The second example of why visions should be simple and that a child should be able to embrace them comes from a beloved teacher. As I stated earlier, I went to a private school. No, it wasn’t because we were rich. The school was in very close proximity to my house, and my mom worked extra shifts at the hospital to pay for the modest tuition fees. In retrospect, the teachers who worked there could not have made much money. I suspect they were committed to the craft and wanted to see students excel more than anything. Their reward was not counted in dollars; it was measured in the success stories of their graduates.

My first-grade teacher was Mrs. Murphy. I loved her, and she loved me. She must have retired after my class because I do not remember seeing her in my second-grade year. I remember begging my mom for a few dollars one Christmas so that I could buy Mrs. Murphy some perfume. I knew Mrs. Murphy would like it because my mom had gotten some for my grandmother for her birthday, and she loved it.

There are some things about Mrs. Murphy I will never forget. Her sweet demeanor, her kind eyes, her loving smile. I also remember, to this day, how she made me feel. At any moment of the day, if I choose, I can be transported back to those days when Mrs. Murphy filled the classroom with her signature brand of warmth and acceptance.

I recently asked my mom why I loved Mrs. Murphy so much. She did not hesitate to answer that it must have been because Mrs. Murphy had taught me to read and write. In so doing, she had opened an entire world for me. I asked Mom why I didn’t know how to read prior to the first grade, and she told me that I mixed my words up and wrote everything backward. Dyslexia, I wondered. But my mother insisted that I was just tangled up and struggled to put the words in order. But Mrs. Murphy made it her personal responsibility to help me get it all straight. She tutored me after school every day for a year!

I know that Mrs. Murphy was very proud of me when I passed the 1st grade. It was as if she had invested all the knowledge from her 40-year teaching career in my success, and she beamed at the outcome when I thrived. My mom actually kept in contact with her, so I am aware that Mrs. Murphy knew when I was commissioned as a Second Lieutenant. I know now, even as I intuitively knew as a child, that Mrs. Murphy’s vision was to ensure that no child was left behind, even if it took more time than she was required to invest. She was never paid for the extra help she gave me. She wanted to ensure I succeeded; that was all the thanks she needed.

She had a simple and actionable vision, which she backed up with her time and effort.

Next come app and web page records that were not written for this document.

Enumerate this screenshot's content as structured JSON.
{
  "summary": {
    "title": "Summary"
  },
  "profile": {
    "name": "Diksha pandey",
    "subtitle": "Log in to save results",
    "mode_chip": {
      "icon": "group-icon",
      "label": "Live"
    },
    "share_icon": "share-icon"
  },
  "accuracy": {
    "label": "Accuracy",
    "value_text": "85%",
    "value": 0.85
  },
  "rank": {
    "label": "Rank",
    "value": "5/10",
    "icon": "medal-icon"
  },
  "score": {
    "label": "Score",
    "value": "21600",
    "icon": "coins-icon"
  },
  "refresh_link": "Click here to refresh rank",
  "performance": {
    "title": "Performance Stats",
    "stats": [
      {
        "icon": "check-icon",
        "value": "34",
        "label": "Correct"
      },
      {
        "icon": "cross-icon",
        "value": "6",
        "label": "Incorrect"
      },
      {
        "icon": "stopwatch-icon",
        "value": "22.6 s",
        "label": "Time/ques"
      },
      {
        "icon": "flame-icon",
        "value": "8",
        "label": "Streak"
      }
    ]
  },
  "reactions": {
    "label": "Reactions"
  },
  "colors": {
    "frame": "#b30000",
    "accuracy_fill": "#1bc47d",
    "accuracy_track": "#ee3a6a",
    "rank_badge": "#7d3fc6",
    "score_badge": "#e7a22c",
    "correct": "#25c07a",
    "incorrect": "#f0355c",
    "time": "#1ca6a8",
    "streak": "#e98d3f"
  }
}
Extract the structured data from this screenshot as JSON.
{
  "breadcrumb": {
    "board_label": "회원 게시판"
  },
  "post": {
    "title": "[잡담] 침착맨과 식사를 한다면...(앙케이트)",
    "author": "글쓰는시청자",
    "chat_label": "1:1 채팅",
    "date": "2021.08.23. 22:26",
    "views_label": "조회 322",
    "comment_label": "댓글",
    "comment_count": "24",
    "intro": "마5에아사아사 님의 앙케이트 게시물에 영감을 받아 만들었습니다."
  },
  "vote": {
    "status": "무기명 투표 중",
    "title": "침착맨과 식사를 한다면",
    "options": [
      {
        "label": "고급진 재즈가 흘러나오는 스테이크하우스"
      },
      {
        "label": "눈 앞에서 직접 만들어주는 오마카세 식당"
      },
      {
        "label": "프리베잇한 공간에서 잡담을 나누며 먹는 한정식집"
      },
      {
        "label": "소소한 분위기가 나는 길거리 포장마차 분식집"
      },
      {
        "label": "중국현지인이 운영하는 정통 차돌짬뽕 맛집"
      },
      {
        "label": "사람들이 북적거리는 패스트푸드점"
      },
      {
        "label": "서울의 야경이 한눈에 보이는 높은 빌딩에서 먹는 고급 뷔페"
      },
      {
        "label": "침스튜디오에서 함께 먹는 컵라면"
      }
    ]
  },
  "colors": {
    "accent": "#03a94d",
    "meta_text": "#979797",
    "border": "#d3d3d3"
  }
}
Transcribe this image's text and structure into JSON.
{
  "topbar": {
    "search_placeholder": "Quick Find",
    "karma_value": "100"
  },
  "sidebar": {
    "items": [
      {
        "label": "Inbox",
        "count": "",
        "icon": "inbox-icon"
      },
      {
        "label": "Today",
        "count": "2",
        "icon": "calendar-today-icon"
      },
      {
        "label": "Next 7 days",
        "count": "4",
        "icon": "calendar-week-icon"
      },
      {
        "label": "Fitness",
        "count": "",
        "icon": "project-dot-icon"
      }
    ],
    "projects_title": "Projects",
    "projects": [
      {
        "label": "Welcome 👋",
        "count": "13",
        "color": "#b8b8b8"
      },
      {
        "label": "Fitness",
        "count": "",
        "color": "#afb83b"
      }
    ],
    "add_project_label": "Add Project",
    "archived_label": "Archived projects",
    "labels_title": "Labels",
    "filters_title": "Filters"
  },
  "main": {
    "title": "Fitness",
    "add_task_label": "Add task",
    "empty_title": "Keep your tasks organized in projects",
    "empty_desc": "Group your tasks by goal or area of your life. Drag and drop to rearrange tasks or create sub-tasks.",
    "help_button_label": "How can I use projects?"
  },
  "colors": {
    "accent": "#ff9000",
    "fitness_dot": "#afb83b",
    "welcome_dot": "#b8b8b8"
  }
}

My vision for my team has likewise been simple. Currently, it is “Excellence Starts Now.” The onus for the vision is on me, but it offers a torchlight for Associates that is beyond metrics and the banality of restating everyday tasks.

I am happy to say that both the Army and Amazon have not lost their vision, which is why I was ultimately attracted to both. Vision is essential to the culture of any company or organization. So, as you embark on putting your stamp on your organization, remember that your vision has to resonate with your team. What you believe the vision to be is of little to no consequence. What principally matters is what your team believes or perceives your vision to be. Your every goal has to be the reinforcement and validation of the tenets that align with the organizational objectives and conditions that support the adoption of and belief in your vision.

Whether it is the feeling of being loved and supported in your humble childhood home or the feeling of completing work-related objectives, it all starts with someone’s vision. For me, life’s trajectory was altered for the better because a teacher gave me the confidence to overcome educational shortfalls.

If you are bolstered to believe that you can accomplish missions, large or small, just from the support given to you by a trusted leader, congratulations. You have been blessed to meet a visionary. Visions exist only in the hearts and minds of those they are meant to influence. Keep it short, ensure it is memorable, and the meaningfulness will be evidenced by your organization’s willing adoption and belief in it.


bottom of page